Alas, Morocco lost a pair of 1-0 decisions to become the first team knocked out of the 2018 World Cup.

[ RECAP: Morocco 0-1 Portugal ]

The Lions of Atlas fell to Iran in their opener on a stoppage time own goal after carrying 64 percent possession and a 13-8 advantage in shot attempts, then lost to a Cristiano Ronaldo fourth minute goal on Wednesday despite a 16-10 shot advantage and 53 percent of the ball.

“I’m very proud of the performance and I am very proud of my players, I’m very proud of this country,” Renard said.

With no hope of advancing to the next round, the manager is finding the experience bittersweet. From RTE:

“What I am sure of at this moment is that the entire Moroccan people is proud of this team. Of course it’s easier to play with a player who has one chance and he puts it away. But we are in Morocco.

“We have quality players. Despite the ups and downs of the game, we should have been more effective. Because, like in the first game, we had plenty of chances. I won’t blame anyone. That’s football. It’s always those who know how to be present in the box, the most gifted players, who make the difference.
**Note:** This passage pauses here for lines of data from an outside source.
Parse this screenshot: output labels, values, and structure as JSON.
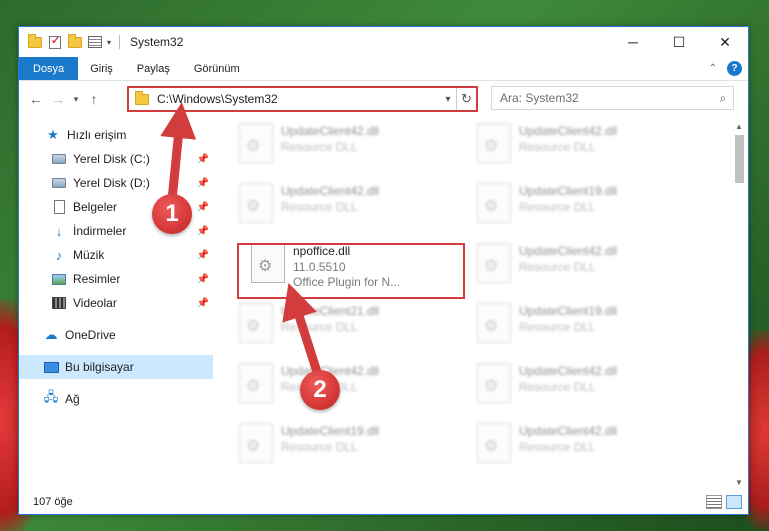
{
  "window": {
    "title": "System32"
  },
  "ribbon": {
    "tabs": [
      "Dosya",
      "Giriş",
      "Paylaş",
      "Görünüm"
    ],
    "help": "?",
    "collapse": "⌃"
  },
  "nav": {
    "back": "←",
    "forward": "→",
    "recent": "▾",
    "up": "↑"
  },
  "address": {
    "path": "C:\\Windows\\System32",
    "dropdown": "▾",
    "refresh": "↻"
  },
  "search": {
    "placeholder": "Ara: System32"
  },
  "sidebar": {
    "items": [
      {
        "label": "Hızlı erişim",
        "icon": "star-icon"
      },
      {
        "label": "Yerel Disk (C:)",
        "icon": "drive-icon"
      },
      {
        "label": "Yerel Disk (D:)",
        "icon": "drive-icon"
      },
      {
        "label": "Belgeler",
        "icon": "documents-icon"
      },
      {
        "label": "İndirmeler",
        "icon": "download-icon"
      },
      {
        "label": "Müzik",
        "icon": "music-icon"
      },
      {
        "label": "Resimler",
        "icon": "pictures-icon"
      },
      {
        "label": "Videolar",
        "icon": "videos-icon"
      },
      {
        "label": "OneDrive",
        "icon": "cloud-icon"
      },
      {
        "label": "Bu bilgisayar",
        "icon": "computer-icon"
      },
      {
        "label": "Ağ",
        "icon": "network-icon"
      }
    ]
  },
  "files": [
    {
      "name": "UpdateClient42.dll",
      "meta": "Resource DLL"
    },
    {
      "name": "UpdateClient42.dll",
      "meta": "Resource DLL"
    },
    {
      "name": "UpdateClient42.dll",
      "meta": "Resource DLL"
    },
    {
      "name": "UpdateClient19.dll",
      "meta": "Resource DLL"
    },
    {
      "name": "npoffice.dll",
      "meta": "11.0.5510",
      "meta2": "Office Plugin for N..."
    },
    {
      "name": "UpdateClient42.dll",
      "meta": "Resource DLL"
    },
    {
      "name": "UpdateClient21.dll",
      "meta": "Resource DLL"
    },
    {
      "name": "UpdateClient19.dll",
      "meta": "Resource DLL"
    },
    {
      "name": "UpdateClient42.dll",
      "meta": "Resource DLL"
    },
    {
      "name": "UpdateClient42.dll",
      "meta": "Resource DLL"
    },
    {
      "name": "UpdateClient19.dll",
      "meta": "Resource DLL"
    },
    {
      "name": "UpdateClient42.dll",
      "meta": "Resource DLL"
    }
  ],
  "status": {
    "count": "107 öğe"
  },
  "annotations": {
    "step1": "1",
    "step2": "2",
    "color": "#d33c3c"
  }
}
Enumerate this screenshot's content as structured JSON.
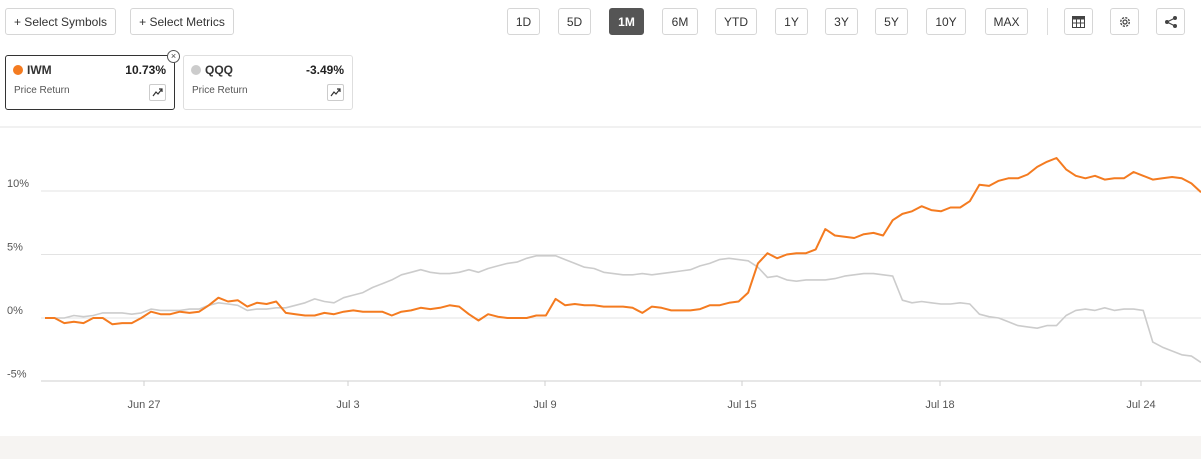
{
  "toolbar": {
    "select_symbols": "+ Select Symbols",
    "select_metrics": "+ Select Metrics",
    "ranges": [
      "1D",
      "5D",
      "1M",
      "6M",
      "YTD",
      "1Y",
      "3Y",
      "5Y",
      "10Y",
      "MAX"
    ],
    "active_range": "1M",
    "icons": [
      "table-icon",
      "gear-icon",
      "share-icon"
    ]
  },
  "cards": [
    {
      "symbol": "IWM",
      "return": "10.73%",
      "metric": "Price Return",
      "color": "#f47b20",
      "active": true
    },
    {
      "symbol": "QQQ",
      "return": "-3.49%",
      "metric": "Price Return",
      "color": "#cccccc",
      "active": false
    }
  ],
  "chart_data": {
    "type": "line",
    "y_ticks": [
      "10%",
      "5%",
      "0%",
      "-5%"
    ],
    "y_tick_values": [
      10,
      5,
      0,
      -5
    ],
    "ylim": [
      -5,
      15
    ],
    "x_ticks": [
      "Jun 27",
      "Jul 3",
      "Jul 9",
      "Jul 15",
      "Jul 18",
      "Jul 24"
    ],
    "grid": true,
    "series": [
      {
        "name": "IWM",
        "color": "#f47b20",
        "x": [
          0,
          1,
          2,
          3,
          4,
          5,
          6,
          7,
          8,
          9,
          10,
          11,
          12,
          13,
          14,
          15,
          16,
          17,
          18,
          19,
          20,
          21,
          22,
          23,
          24,
          25,
          26,
          27,
          28,
          29,
          30,
          31,
          32,
          33,
          34,
          35,
          36,
          37,
          38,
          39,
          40,
          41,
          42,
          43,
          44,
          45,
          46,
          47,
          48,
          49,
          50,
          51,
          52,
          53,
          54,
          55,
          56,
          57,
          58,
          59,
          60,
          61,
          62,
          63,
          64,
          65,
          66,
          67,
          68,
          69,
          70,
          71,
          72,
          73,
          74,
          75,
          76,
          77,
          78,
          79,
          80,
          81,
          82,
          83,
          84,
          85,
          86,
          87,
          88,
          89,
          90,
          91,
          92,
          93,
          94,
          95,
          96,
          97,
          98,
          99,
          100,
          101,
          102,
          103,
          104,
          105,
          106,
          107,
          108,
          109,
          110,
          111,
          112,
          113,
          114,
          115,
          116,
          117,
          118,
          119,
          120
        ],
        "values": [
          0,
          0,
          -0.4,
          -0.3,
          -0.4,
          0,
          0,
          -0.5,
          -0.4,
          -0.4,
          0,
          0.5,
          0.3,
          0.3,
          0.5,
          0.4,
          0.5,
          1.0,
          1.6,
          1.3,
          1.4,
          0.9,
          1.2,
          1.1,
          1.3,
          0.4,
          0.3,
          0.2,
          0.2,
          0.4,
          0.3,
          0.5,
          0.6,
          0.5,
          0.5,
          0.5,
          0.2,
          0.5,
          0.6,
          0.8,
          0.7,
          0.8,
          1.0,
          0.9,
          0.3,
          -0.2,
          0.3,
          0.1,
          0.0,
          0.0,
          0.0,
          0.2,
          0.2,
          1.5,
          1.0,
          1.1,
          1.0,
          1.0,
          0.9,
          0.9,
          0.9,
          0.8,
          0.4,
          0.9,
          0.8,
          0.6,
          0.6,
          0.6,
          0.7,
          1.0,
          1.0,
          1.2,
          1.3,
          2.0,
          4.3,
          5.1,
          4.7,
          5.0,
          5.1,
          5.1,
          5.4,
          7.0,
          6.5,
          6.4,
          6.3,
          6.6,
          6.7,
          6.5,
          7.7,
          8.2,
          8.4,
          8.8,
          8.5,
          8.4,
          8.7,
          8.7,
          9.2,
          10.5,
          10.4,
          10.8,
          11.0,
          11.0,
          11.3,
          11.9,
          12.3,
          12.6,
          11.7,
          11.2,
          11.0,
          11.2,
          10.9,
          11.0,
          11.0,
          11.5,
          11.2,
          10.9,
          11.0,
          11.1,
          11.0,
          10.6,
          9.9
        ]
      },
      {
        "name": "QQQ",
        "color": "#cccccc",
        "x": [
          0,
          1,
          2,
          3,
          4,
          5,
          6,
          7,
          8,
          9,
          10,
          11,
          12,
          13,
          14,
          15,
          16,
          17,
          18,
          19,
          20,
          21,
          22,
          23,
          24,
          25,
          26,
          27,
          28,
          29,
          30,
          31,
          32,
          33,
          34,
          35,
          36,
          37,
          38,
          39,
          40,
          41,
          42,
          43,
          44,
          45,
          46,
          47,
          48,
          49,
          50,
          51,
          52,
          53,
          54,
          55,
          56,
          57,
          58,
          59,
          60,
          61,
          62,
          63,
          64,
          65,
          66,
          67,
          68,
          69,
          70,
          71,
          72,
          73,
          74,
          75,
          76,
          77,
          78,
          79,
          80,
          81,
          82,
          83,
          84,
          85,
          86,
          87,
          88,
          89,
          90,
          91,
          92,
          93,
          94,
          95,
          96,
          97,
          98,
          99,
          100,
          101,
          102,
          103,
          104,
          105,
          106,
          107,
          108,
          109,
          110,
          111,
          112,
          113,
          114,
          115,
          116,
          117,
          118,
          119,
          120
        ],
        "values": [
          0,
          0,
          0,
          0.2,
          0.1,
          0.2,
          0.4,
          0.4,
          0.4,
          0.3,
          0.4,
          0.7,
          0.6,
          0.6,
          0.6,
          0.7,
          0.7,
          1.0,
          1.2,
          1.1,
          1.0,
          0.6,
          0.7,
          0.7,
          0.8,
          0.8,
          1.0,
          1.2,
          1.5,
          1.3,
          1.2,
          1.6,
          1.8,
          2.0,
          2.4,
          2.7,
          3.0,
          3.4,
          3.6,
          3.8,
          3.6,
          3.5,
          3.5,
          3.6,
          3.8,
          3.6,
          3.9,
          4.1,
          4.3,
          4.4,
          4.7,
          4.9,
          4.9,
          4.9,
          4.6,
          4.3,
          4.0,
          3.9,
          3.6,
          3.5,
          3.4,
          3.4,
          3.5,
          3.4,
          3.5,
          3.6,
          3.7,
          3.8,
          4.1,
          4.3,
          4.6,
          4.7,
          4.6,
          4.5,
          4.0,
          3.2,
          3.3,
          3.0,
          2.9,
          3.0,
          3.0,
          3.0,
          3.1,
          3.3,
          3.4,
          3.5,
          3.5,
          3.4,
          3.3,
          1.4,
          1.2,
          1.3,
          1.2,
          1.1,
          1.1,
          1.2,
          1.1,
          0.3,
          0.1,
          0.0,
          -0.3,
          -0.6,
          -0.7,
          -0.8,
          -0.6,
          -0.6,
          0.2,
          0.6,
          0.7,
          0.6,
          0.8,
          0.6,
          0.7,
          0.7,
          0.6,
          -1.9,
          -2.3,
          -2.6,
          -2.9,
          -3.0,
          -3.5
        ]
      }
    ]
  }
}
We took a lot of risks and we didn’t get our reward.”

It’s unlikely Morocco will hold either of those statistical advantages against Spain, especially a Spanish side yet to qualify, but there is plenty to like from the tournament aside from poor finishing quality.

But the performances of 19-year-olds Amine Harit (Schalke) and Achraf Hakimi (Real Madrid) — not to mention Hakim Ziyech (25, Ajax) — seem to hint at a promise for 2022. And Renard’s men can still play spoiler for Spain, which is no small shockwave.